> Work instructions
Write out each line of the entries below that holds the word "selected".

______________________________

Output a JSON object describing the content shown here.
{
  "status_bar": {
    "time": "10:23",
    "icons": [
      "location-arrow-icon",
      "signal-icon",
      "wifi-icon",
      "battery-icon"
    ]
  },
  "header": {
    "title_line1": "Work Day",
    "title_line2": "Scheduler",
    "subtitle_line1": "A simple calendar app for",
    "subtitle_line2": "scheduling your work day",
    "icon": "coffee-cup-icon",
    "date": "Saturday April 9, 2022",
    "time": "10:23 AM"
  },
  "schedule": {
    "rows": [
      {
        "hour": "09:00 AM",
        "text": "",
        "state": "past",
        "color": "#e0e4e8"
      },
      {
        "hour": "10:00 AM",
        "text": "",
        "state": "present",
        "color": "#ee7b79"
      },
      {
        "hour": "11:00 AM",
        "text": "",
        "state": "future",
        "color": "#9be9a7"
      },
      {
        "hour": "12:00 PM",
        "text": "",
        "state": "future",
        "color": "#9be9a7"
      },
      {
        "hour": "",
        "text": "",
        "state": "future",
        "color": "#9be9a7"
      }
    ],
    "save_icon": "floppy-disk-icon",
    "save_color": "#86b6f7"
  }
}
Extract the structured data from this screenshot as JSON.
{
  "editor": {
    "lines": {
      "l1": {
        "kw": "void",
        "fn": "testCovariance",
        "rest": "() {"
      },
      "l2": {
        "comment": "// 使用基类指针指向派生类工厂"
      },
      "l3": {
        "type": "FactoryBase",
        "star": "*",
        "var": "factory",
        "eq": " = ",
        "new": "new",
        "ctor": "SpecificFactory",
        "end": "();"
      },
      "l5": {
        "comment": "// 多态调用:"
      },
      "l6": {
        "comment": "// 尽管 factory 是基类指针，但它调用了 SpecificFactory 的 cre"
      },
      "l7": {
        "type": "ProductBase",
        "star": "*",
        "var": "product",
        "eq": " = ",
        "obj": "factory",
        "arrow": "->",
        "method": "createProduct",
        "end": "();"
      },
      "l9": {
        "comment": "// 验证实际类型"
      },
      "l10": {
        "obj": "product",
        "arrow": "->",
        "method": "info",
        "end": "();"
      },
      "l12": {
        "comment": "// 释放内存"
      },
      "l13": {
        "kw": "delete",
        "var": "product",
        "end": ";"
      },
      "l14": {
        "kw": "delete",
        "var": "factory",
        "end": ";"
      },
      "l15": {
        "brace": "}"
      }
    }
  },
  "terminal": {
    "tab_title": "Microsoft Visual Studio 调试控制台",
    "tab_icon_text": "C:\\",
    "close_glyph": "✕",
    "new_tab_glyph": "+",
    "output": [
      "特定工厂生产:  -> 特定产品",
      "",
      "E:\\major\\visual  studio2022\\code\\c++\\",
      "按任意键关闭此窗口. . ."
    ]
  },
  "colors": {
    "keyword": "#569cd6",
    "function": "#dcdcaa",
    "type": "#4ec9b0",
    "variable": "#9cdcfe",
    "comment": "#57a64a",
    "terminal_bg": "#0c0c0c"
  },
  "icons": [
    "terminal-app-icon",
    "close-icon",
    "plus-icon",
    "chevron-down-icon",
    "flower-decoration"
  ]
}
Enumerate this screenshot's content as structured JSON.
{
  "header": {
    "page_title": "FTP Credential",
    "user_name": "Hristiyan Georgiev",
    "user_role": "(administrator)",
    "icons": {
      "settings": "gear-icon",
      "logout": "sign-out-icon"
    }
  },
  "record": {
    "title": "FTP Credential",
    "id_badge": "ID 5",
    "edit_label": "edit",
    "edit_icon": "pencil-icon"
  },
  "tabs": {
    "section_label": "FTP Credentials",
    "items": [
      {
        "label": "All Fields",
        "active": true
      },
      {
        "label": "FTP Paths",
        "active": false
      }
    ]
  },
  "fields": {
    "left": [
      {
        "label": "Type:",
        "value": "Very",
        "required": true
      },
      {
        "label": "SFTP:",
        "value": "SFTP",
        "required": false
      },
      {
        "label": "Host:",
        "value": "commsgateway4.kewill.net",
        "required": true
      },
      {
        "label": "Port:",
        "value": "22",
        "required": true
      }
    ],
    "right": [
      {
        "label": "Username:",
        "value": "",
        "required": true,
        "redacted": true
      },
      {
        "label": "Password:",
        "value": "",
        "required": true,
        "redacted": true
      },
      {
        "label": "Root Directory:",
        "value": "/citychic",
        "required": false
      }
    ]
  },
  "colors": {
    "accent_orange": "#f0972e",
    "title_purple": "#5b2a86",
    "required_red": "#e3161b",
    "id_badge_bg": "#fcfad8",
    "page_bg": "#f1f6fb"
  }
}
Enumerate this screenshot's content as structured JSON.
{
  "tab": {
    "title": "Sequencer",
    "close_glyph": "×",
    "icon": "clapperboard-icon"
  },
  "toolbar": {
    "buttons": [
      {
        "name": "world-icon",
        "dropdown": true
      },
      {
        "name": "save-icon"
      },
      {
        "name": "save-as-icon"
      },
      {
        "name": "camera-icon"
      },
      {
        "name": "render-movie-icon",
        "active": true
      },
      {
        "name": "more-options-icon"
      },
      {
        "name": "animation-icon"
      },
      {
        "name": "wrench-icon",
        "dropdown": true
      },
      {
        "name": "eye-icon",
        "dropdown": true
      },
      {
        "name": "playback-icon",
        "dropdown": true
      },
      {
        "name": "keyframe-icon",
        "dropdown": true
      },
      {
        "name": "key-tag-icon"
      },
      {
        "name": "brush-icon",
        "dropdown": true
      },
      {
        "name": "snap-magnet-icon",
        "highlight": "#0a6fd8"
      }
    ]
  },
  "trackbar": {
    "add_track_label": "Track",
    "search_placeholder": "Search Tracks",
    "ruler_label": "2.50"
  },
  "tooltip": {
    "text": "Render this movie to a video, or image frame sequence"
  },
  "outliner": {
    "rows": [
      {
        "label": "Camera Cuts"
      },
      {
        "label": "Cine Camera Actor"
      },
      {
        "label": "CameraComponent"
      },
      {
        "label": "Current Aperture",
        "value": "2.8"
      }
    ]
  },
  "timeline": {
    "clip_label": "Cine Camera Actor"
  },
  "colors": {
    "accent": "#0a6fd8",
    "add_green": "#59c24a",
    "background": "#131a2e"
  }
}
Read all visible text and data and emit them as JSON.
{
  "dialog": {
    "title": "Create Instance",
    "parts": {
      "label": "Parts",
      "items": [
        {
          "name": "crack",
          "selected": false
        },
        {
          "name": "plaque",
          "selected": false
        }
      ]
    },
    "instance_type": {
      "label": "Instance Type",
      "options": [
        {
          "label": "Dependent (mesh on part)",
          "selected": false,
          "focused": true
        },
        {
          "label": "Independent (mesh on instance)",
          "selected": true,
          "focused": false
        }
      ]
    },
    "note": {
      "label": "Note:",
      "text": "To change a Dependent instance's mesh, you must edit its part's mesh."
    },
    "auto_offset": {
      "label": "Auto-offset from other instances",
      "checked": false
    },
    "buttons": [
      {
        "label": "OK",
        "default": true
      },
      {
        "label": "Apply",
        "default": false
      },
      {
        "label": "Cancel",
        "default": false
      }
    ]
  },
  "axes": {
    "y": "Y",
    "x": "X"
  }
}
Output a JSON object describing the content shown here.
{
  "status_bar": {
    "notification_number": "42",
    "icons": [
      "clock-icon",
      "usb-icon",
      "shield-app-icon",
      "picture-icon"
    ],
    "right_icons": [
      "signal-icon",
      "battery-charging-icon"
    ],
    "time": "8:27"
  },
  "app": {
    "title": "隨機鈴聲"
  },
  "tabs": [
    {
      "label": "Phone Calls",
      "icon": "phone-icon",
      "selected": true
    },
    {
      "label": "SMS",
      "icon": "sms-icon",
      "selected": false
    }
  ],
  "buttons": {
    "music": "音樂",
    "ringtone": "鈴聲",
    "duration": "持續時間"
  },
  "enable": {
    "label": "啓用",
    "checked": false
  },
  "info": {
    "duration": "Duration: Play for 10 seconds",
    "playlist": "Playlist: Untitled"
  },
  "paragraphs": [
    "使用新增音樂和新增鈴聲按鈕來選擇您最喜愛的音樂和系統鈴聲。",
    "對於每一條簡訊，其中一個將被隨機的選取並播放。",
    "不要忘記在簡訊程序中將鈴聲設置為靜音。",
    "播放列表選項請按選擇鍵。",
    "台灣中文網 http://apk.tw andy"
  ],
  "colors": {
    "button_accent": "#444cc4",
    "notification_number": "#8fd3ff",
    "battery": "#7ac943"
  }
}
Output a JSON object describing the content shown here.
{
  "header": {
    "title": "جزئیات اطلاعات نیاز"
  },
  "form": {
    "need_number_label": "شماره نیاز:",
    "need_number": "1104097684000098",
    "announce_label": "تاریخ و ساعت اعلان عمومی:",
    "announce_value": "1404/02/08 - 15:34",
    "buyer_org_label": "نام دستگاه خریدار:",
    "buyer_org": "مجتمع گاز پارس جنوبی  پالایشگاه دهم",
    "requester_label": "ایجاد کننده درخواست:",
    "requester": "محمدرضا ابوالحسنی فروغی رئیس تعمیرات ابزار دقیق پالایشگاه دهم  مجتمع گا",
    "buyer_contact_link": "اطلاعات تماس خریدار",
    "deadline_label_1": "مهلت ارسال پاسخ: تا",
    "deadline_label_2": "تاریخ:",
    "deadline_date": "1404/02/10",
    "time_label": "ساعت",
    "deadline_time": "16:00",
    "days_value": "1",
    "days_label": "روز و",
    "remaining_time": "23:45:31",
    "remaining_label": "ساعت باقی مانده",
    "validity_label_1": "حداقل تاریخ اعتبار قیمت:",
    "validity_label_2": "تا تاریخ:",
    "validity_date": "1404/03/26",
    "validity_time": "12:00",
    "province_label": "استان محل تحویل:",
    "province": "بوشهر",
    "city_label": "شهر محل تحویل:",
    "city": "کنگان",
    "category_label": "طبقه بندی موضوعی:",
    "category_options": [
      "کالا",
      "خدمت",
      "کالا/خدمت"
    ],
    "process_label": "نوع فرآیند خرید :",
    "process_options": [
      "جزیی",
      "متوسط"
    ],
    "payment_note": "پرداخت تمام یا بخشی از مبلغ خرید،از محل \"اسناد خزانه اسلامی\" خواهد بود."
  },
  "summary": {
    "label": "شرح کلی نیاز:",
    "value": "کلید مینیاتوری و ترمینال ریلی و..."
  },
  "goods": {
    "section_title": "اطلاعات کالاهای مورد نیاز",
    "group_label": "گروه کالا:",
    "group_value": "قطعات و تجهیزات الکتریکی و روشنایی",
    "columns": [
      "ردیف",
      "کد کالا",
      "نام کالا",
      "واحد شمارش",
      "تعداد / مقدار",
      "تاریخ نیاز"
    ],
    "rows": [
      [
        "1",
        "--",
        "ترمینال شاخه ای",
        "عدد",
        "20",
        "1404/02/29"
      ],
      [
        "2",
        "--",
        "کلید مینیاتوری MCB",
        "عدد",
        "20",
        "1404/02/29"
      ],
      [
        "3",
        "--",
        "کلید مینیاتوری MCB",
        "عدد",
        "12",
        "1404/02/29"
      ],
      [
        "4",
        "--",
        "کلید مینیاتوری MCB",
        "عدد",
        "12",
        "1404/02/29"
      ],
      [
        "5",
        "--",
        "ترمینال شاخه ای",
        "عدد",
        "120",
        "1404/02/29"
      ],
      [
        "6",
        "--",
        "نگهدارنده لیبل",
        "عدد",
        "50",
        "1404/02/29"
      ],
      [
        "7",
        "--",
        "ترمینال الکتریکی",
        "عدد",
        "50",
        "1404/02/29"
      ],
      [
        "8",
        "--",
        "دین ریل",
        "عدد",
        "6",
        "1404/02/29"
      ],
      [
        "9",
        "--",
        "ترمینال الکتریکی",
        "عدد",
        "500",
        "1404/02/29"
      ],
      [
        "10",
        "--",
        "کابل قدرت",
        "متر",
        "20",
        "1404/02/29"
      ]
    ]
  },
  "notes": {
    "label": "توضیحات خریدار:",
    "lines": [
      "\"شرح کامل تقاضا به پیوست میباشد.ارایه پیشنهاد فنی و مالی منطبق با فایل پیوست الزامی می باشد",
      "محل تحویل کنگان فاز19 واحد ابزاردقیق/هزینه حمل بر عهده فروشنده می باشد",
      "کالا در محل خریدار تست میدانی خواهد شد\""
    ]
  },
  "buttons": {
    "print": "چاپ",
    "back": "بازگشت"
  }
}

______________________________

> Response area
          "selected": false
          "selected": false
          "selected": false,
          "selected": true,
      "selected": true
      "selected": false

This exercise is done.